When a gene is active, its DNA sequence is ‘transcribed’ to form a molecule of RNA. Many of these RNAs act as templates for making proteins. But for some genes, the protein molecules are not their final destinations. Their RNA molecules instead help to control gene activity, which can alter the behaviour or the identity of a cell. For example, experiments performed in individual cells suggest that so-called long non-coding RNAs (or lncRNAs for short) guide how stem cells develop into different types of mature cells. However, it is not clear whether lncRNAs play the same critical role in embryos.

Yen et al. used embryonic stem cells to model how motor neurons develop in the spinal cord of mouse embryos. This revealed that motor neurons produce large amounts of a specific group of lncRNAs, particularly one called Meg3. Further experiments showed that motor neurons in mouse embryos that lack Meg3 do not correctly silence a set of genes called the Hox genes, which are crucial for laying out the body plans of many different animal embryos. These neurons also incorrectly continue to express genes that are normally active in an early phase of the stem-like cells that make motor neurons.

There is wide interest in how lncRNAs help to regulate embryonic development.

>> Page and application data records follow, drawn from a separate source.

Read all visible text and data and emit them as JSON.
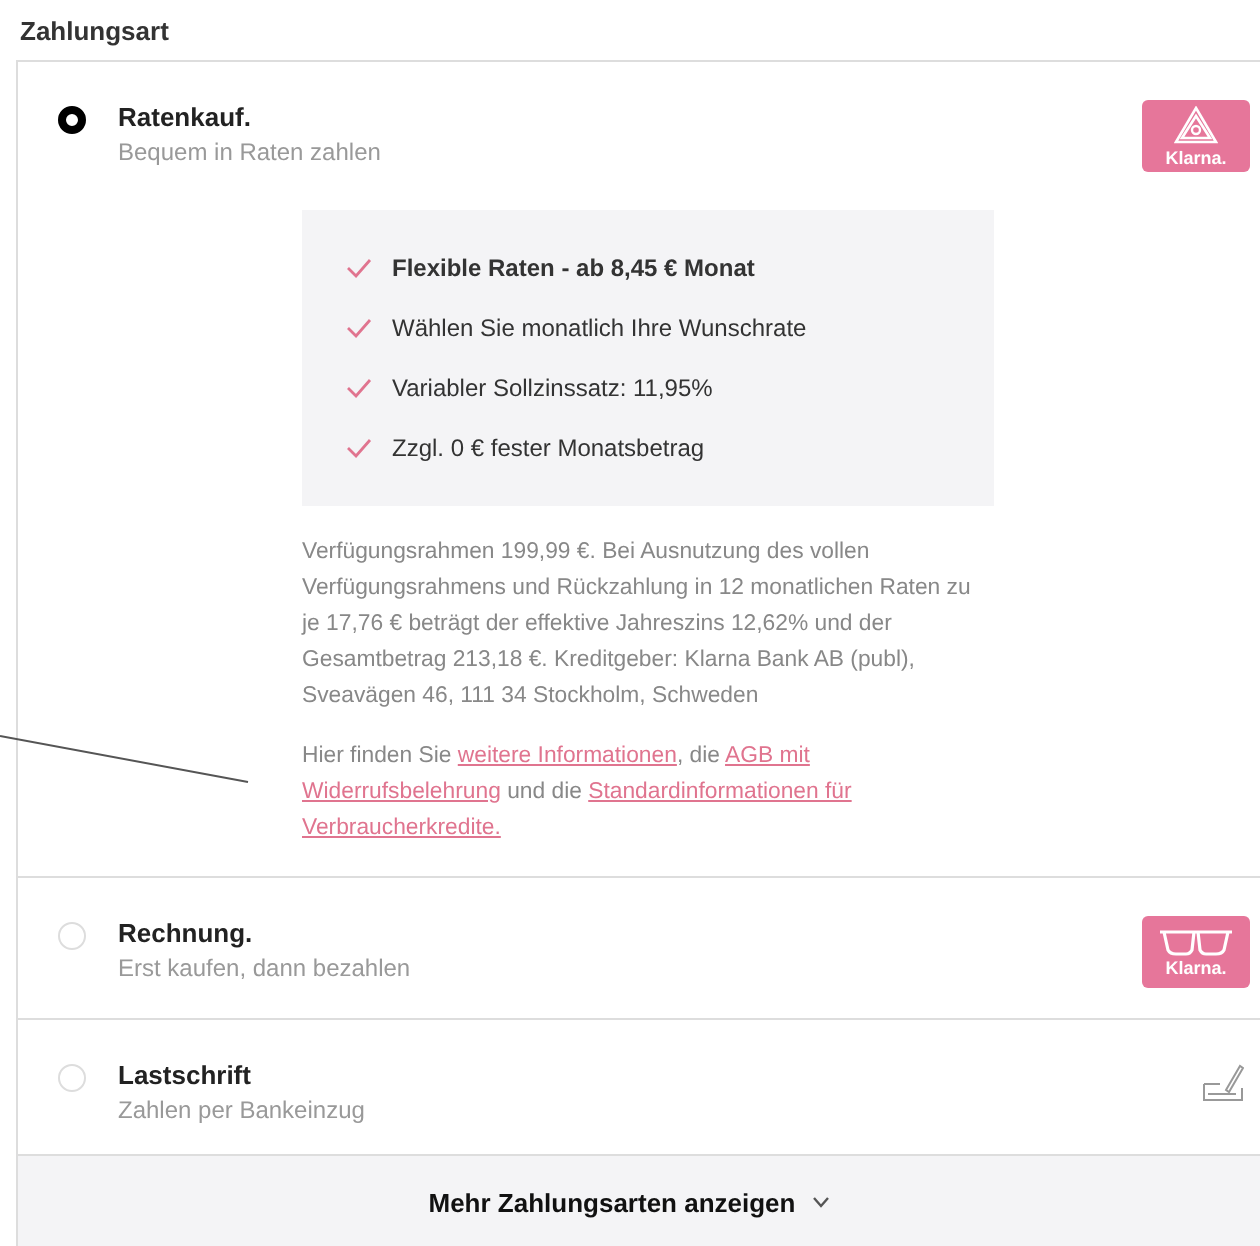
{
  "section_title": "Zahlungsart",
  "options": [
    {
      "title": "Ratenkauf.",
      "subtitle": "Bequem in Raten zahlen",
      "selected": true,
      "badge": {
        "kind": "klarna-slice",
        "label": "Klarna."
      },
      "features": [
        {
          "text": "Flexible Raten - ab 8,45 € Monat",
          "bold": true
        },
        {
          "text": "Wählen Sie monatlich Ihre Wunschrate",
          "bold": false
        },
        {
          "text": "Variabler Sollzinssatz: 11,95%",
          "bold": false
        },
        {
          "text": "Zzgl. 0 € fester Monatsbetrag",
          "bold": false
        }
      ],
      "legal": "Verfügungsrahmen 199,99 €. Bei Ausnutzung des vollen Verfügungsrahmens und Rückzahlung in 12 monatlichen Raten zu je 17,76 € beträgt der effektive Jahreszins 12,62% und der Gesamtbetrag 213,18 €. Kreditgeber: Klarna Bank AB (publ), Sveavägen 46, 111 34 Stockholm, Schweden",
      "info": [
        {
          "text": "Hier finden Sie ",
          "link": false
        },
        {
          "text": "weitere Informationen",
          "link": true
        },
        {
          "text": ", die ",
          "link": false
        },
        {
          "text": "AGB mit",
          "link": true
        },
        {
          "text": "Widerrufsbelehrung",
          "link": true
        },
        {
          "text": " und die ",
          "link": false
        },
        {
          "text": "Standardinformationen für",
          "link": true
        },
        {
          "text": "Verbraucherkredite.",
          "link": true
        }
      ]
    },
    {
      "title": "Rechnung.",
      "subtitle": "Erst kaufen, dann bezahlen",
      "selected": false,
      "badge": {
        "kind": "klarna-glasses",
        "label": "Klarna."
      }
    },
    {
      "title": "Lastschrift",
      "subtitle": "Zahlen per Bankeinzug",
      "selected": false,
      "badge": {
        "kind": "signature"
      }
    }
  ],
  "more_button": "Mehr Zahlungsarten anzeigen"
}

With this new knowledge of how Meg3 regulates the activity of Hox genes in motor neurons, research could now be directed toward investigating whether lncRNAs help other tissues to develop in a similar way.